Assigned task. Line by line, restate the material exactly.

Source data.
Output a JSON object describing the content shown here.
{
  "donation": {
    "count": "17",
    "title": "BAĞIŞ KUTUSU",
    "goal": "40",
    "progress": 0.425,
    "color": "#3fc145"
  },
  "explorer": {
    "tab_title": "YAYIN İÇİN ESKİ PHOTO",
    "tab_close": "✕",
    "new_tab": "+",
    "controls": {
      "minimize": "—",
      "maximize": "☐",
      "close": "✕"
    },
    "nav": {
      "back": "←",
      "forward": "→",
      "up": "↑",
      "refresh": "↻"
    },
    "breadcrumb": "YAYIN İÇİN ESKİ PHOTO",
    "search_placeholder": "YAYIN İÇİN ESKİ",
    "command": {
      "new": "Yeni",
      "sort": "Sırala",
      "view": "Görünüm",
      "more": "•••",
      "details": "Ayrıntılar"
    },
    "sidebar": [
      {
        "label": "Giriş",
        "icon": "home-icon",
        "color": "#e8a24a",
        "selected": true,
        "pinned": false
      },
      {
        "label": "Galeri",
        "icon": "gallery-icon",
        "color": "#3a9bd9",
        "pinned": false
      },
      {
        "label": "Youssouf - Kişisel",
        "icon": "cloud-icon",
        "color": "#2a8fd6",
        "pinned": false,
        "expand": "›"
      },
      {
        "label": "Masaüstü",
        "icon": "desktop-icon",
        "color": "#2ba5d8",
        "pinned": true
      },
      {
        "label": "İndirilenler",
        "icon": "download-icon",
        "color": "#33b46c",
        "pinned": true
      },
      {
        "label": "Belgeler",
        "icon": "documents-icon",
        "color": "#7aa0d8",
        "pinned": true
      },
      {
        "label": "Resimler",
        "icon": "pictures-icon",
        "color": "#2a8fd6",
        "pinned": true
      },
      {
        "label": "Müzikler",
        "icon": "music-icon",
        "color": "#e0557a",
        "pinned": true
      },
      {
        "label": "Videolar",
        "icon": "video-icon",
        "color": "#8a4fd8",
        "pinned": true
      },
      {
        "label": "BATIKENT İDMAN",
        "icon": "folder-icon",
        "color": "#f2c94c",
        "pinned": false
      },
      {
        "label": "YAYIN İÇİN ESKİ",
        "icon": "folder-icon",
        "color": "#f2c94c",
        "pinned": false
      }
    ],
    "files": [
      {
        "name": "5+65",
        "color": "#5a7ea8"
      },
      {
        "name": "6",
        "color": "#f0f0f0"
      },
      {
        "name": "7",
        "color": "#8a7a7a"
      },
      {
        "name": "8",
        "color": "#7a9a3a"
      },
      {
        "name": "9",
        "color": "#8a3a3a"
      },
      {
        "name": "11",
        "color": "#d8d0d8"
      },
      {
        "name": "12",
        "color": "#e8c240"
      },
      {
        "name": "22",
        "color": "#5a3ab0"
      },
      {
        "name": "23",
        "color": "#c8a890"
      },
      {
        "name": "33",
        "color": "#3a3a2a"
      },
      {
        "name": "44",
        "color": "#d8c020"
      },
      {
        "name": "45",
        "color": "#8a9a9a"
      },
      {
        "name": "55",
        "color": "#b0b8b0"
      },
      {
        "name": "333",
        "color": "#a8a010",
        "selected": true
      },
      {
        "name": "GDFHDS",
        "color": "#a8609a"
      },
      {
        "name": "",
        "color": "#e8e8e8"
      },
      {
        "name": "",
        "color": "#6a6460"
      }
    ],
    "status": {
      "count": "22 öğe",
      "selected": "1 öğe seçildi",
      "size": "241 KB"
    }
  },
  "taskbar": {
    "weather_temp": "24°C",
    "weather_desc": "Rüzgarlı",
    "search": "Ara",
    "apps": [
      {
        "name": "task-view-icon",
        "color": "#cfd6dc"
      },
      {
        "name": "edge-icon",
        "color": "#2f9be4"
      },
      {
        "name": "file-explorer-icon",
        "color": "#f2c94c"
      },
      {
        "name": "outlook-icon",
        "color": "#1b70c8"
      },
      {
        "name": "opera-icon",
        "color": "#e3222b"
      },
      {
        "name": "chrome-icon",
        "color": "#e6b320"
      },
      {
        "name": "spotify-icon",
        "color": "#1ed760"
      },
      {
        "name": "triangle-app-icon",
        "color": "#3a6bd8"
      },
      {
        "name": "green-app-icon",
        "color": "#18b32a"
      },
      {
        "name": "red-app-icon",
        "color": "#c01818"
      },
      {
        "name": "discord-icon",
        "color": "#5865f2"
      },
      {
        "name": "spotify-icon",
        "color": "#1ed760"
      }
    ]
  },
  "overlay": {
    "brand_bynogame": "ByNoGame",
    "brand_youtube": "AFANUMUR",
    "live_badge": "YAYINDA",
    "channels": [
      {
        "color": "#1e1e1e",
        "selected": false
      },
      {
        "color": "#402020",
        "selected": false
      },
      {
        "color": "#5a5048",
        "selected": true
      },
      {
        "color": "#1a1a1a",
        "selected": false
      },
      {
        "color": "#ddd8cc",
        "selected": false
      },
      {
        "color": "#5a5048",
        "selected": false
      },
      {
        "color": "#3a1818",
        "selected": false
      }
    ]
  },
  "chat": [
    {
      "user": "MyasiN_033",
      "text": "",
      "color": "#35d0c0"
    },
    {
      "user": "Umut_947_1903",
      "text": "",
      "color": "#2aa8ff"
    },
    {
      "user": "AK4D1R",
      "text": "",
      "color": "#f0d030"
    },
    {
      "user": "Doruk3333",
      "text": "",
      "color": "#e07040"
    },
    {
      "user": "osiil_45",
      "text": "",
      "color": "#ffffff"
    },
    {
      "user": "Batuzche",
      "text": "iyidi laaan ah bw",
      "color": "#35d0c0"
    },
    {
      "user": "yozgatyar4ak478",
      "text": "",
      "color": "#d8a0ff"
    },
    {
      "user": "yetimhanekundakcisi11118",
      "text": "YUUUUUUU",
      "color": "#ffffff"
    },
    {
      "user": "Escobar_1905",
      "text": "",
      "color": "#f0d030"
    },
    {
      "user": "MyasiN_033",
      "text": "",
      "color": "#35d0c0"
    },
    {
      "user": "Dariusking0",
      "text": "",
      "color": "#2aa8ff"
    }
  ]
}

Output.
Output a JSON object describing the content shown here.
{
  "donation": {
    "count": "17",
    "title": "BAĞIŞ KUTUSU",
    "goal": "40",
    "progress": 0.425,
    "color": "#3fc145"
  },
  "explorer": {
    "tab_title": "YAYIN İÇİN ESKİ PHOTO",
    "tab_close": "✕",
    "new_tab": "+",
    "controls": {
      "minimize": "—",
      "maximize": "☐",
      "close": "✕"
    },
    "nav": {
      "back": "←",
      "forward": "→",
      "up": "↑",
      "refresh": "↻"
    },
    "breadcrumb": "YAYIN İÇİN ESKİ PHOTO",
    "search_placeholder": "YAYIN İÇİN ESKİ",
    "command": {
      "new": "Yeni",
      "sort": "Sırala",
      "view": "Görünüm",
      "more": "•••",
      "details": "Ayrıntılar"
    },
    "sidebar": [
      {
        "label": "Giriş",
        "icon": "home-icon",
        "color": "#e8a24a",
        "selected": true,
        "pinned": false
      },
      {
        "label": "Galeri",
        "icon": "gallery-icon",
        "color": "#3a9bd9",
        "pinned": false
      },
      {
        "label": "Youssouf - Kişisel",
        "icon": "cloud-icon",
        "color": "#2a8fd6",
        "pinned": false,
        "expand": "›"
      },
      {
        "label": "Masaüstü",
        "icon": "desktop-icon",
        "color": "#2ba5d8",
        "pinned": true
      },
      {
        "label": "İndirilenler",
        "icon": "download-icon",
        "color": "#33b46c",
        "pinned": true
      },
      {
        "label": "Belgeler",
        "icon": "documents-icon",
        "color": "#7aa0d8",
        "pinned": true
      },
      {
        "label": "Resimler",
        "icon": "pictures-icon",
        "color": "#2a8fd6",
        "pinned": true
      },
      {
        "label": "Müzikler",
        "icon": "music-icon",
        "color": "#e0557a",
        "pinned": true
      },
      {
        "label": "Videolar",
        "icon": "video-icon",
        "color": "#8a4fd8",
        "pinned": true
      },
      {
        "label": "BATIKENT İDMAN",
        "icon": "folder-icon",
        "color": "#f2c94c",
        "pinned": false
      },
      {
        "label": "YAYIN İÇİN ESKİ",
        "icon": "folder-icon",
        "color": "#f2c94c",
        "pinned": false
      }
    ],
    "files": [
      {
        "name": "5+65",
        "color": "#5a7ea8"
      },
      {
        "name": "6",
        "color": "#f0f0f0"
      },
      {
        "name": "7",
        "color": "#8a7a7a"
      },
      {
        "name": "8",
        "color": "#7a9a3a"
      },
      {
        "name": "9",
        "color": "#8a3a3a"
      },
      {
        "name": "11",
        "color": "#d8d0d8"
      },
      {
        "name": "12",
        "color": "#e8c240"
      },
      {
        "name": "22",
        "color": "#5a3ab0"
      },
      {
        "name": "23",
        "color": "#c8a890"
      },
      {
        "name": "33",
        "color": "#3a3a2a"
      },
      {
        "name": "44",
        "color": "#d8c020"
      },
      {
        "name": "45",
        "color": "#8a9a9a"
      },
      {
        "name": "55",
        "color": "#b0b8b0"
      },
      {
        "name": "333",
        "color": "#a8a010",
        "selected": true
      },
      {
        "name": "GDFHDS",
        "color": "#a8609a"
      },
      {
        "name": "",
        "color": "#e8e8e8"
      },
      {
        "name": "",
        "color": "#6a6460"
      }
    ],
    "status": {
      "count": "22 öğe",
      "selected": "1 öğe seçildi",
      "size": "241 KB"
    }
  },
  "taskbar": {
    "weather_temp": "24°C",
    "weather_desc": "Rüzgarlı",
    "search": "Ara",
    "apps": [
      {
        "name": "task-view-icon",
        "color": "#cfd6dc"
      },
      {
        "name": "edge-icon",
        "color": "#2f9be4"
      },
      {
        "name": "file-explorer-icon",
        "color": "#f2c94c"
      },
      {
        "name": "outlook-icon",
        "color": "#1b70c8"
      },
      {
        "name": "opera-icon",
        "color": "#e3222b"
      },
      {
        "name": "chrome-icon",
        "color": "#e6b320"
      },
      {
        "name": "spotify-icon",
        "color": "#1ed760"
      },
      {
        "name": "triangle-app-icon",
        "color": "#3a6bd8"
      },
      {
        "name": "green-app-icon",
        "color": "#18b32a"
      },
      {
        "name": "red-app-icon",
        "color": "#c01818"
      },
      {
        "name": "discord-icon",
        "color": "#5865f2"
      },
      {
        "name": "spotify-icon",
        "color": "#1ed760"
      }
    ]
  },
  "overlay": {
    "brand_bynogame": "ByNoGame",
    "brand_youtube": "AFANUMUR",
    "live_badge": "YAYINDA",
    "channels": [
      {
        "color": "#1e1e1e",
        "selected": false
      },
      {
        "color": "#402020",
        "selected": false
      },
      {
        "color": "#5a5048",
        "selected": true
      },
      {
        "color": "#1a1a1a",
        "selected": false
      },
      {
        "color": "#ddd8cc",
        "selected": false
      },
      {
        "color": "#5a5048",
        "selected": false
      },
      {
        "color": "#3a1818",
        "selected": false
      }
    ]
  },
  "chat": [
    {
      "user": "MyasiN_033",
      "text": "",
      "color": "#35d0c0"
    },
    {
      "user": "Umut_947_1903",
      "text": "",
      "color": "#2aa8ff"
    },
    {
      "user": "AK4D1R",
      "text": "",
      "color": "#f0d030"
    },
    {
      "user": "Doruk3333",
      "text": "",
      "color": "#e07040"
    },
    {
      "user": "osiil_45",
      "text": "",
      "color": "#ffffff"
    },
    {
      "user": "Batuzche",
      "text": "iyidi laaan ah bw",
      "color": "#35d0c0"
    },
    {
      "user": "yozgatyar4ak478",
      "text": "",
      "color": "#d8a0ff"
    },
    {
      "user": "yetimhanekundakcisi11118",
      "text": "YUUUUUUU",
      "color": "#ffffff"
    },
    {
      "user": "Escobar_1905",
      "text": "",
      "color": "#f0d030"
    },
    {
      "user": "MyasiN_033",
      "text": "",
      "color": "#35d0c0"
    },
    {
      "user": "Dariusking0",
      "text": "",
      "color": "#2aa8ff"
    }
  ]
}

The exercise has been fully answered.